======== Input for this task

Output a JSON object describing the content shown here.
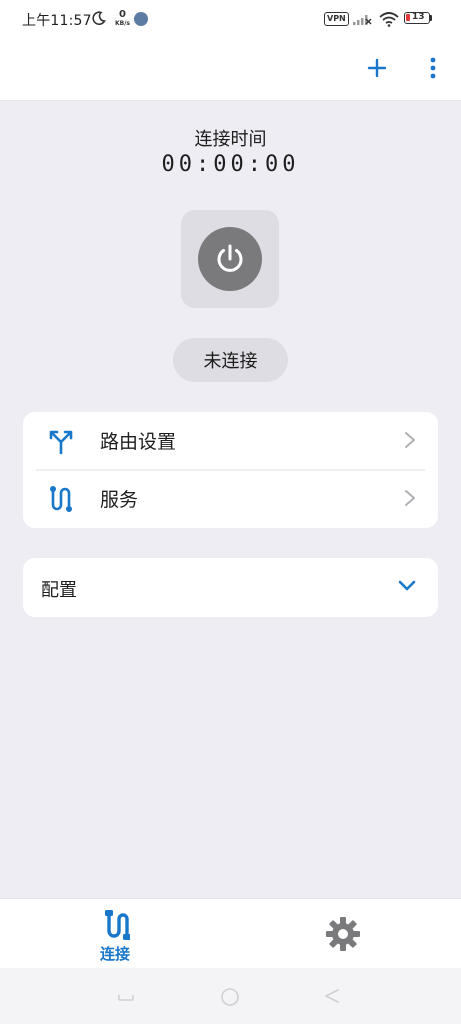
{
  "status_bar": {
    "time": "上午11:57",
    "net_speed_value": "0",
    "net_speed_unit": "KB/s",
    "vpn_label": "VPN",
    "battery_level": "13",
    "icons": [
      "moon-icon",
      "app-notification-icon",
      "signal-icon",
      "wifi-icon",
      "battery-icon"
    ]
  },
  "header": {
    "icons": [
      "plus-icon",
      "more-vertical-icon"
    ]
  },
  "connection": {
    "time_label": "连接时间",
    "timer": "00:00:00",
    "power_icon": "power-icon",
    "status": "未连接"
  },
  "menu": {
    "items": [
      {
        "label": "路由设置",
        "icon": "route-split-icon"
      },
      {
        "label": "服务",
        "icon": "service-path-icon"
      }
    ]
  },
  "config": {
    "label": "配置",
    "icon": "chevron-down-icon"
  },
  "bottom_nav": {
    "items": [
      {
        "label": "连接",
        "icon": "connect-plug-icon",
        "active": true
      },
      {
        "label": "",
        "icon": "gear-icon",
        "active": false
      }
    ]
  },
  "colors": {
    "accent": "#1877c9",
    "background": "#eeedf3",
    "power_button": "#7a7a7d",
    "tile": "#dedde3"
  }
}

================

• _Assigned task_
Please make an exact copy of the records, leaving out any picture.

• _Solution for this task_
Output a JSON object describing the content shown here.
{
  "status_bar": {
    "time": "上午11:57",
    "net_speed_value": "0",
    "net_speed_unit": "KB/s",
    "vpn_label": "VPN",
    "battery_level": "13",
    "icons": [
      "moon-icon",
      "app-notification-icon",
      "signal-icon",
      "wifi-icon",
      "battery-icon"
    ]
  },
  "header": {
    "icons": [
      "plus-icon",
      "more-vertical-icon"
    ]
  },
  "connection": {
    "time_label": "连接时间",
    "timer": "00:00:00",
    "power_icon": "power-icon",
    "status": "未连接"
  },
  "menu": {
    "items": [
      {
        "label": "路由设置",
        "icon": "route-split-icon"
      },
      {
        "label": "服务",
        "icon": "service-path-icon"
      }
    ]
  },
  "config": {
    "label": "配置",
    "icon": "chevron-down-icon"
  },
  "bottom_nav": {
    "items": [
      {
        "label": "连接",
        "icon": "connect-plug-icon",
        "active": true
      },
      {
        "label": "",
        "icon": "gear-icon",
        "active": false
      }
    ]
  },
  "colors": {
    "accent": "#1877c9",
    "background": "#eeedf3",
    "power_button": "#7a7a7d",
    "tile": "#dedde3"
  }
}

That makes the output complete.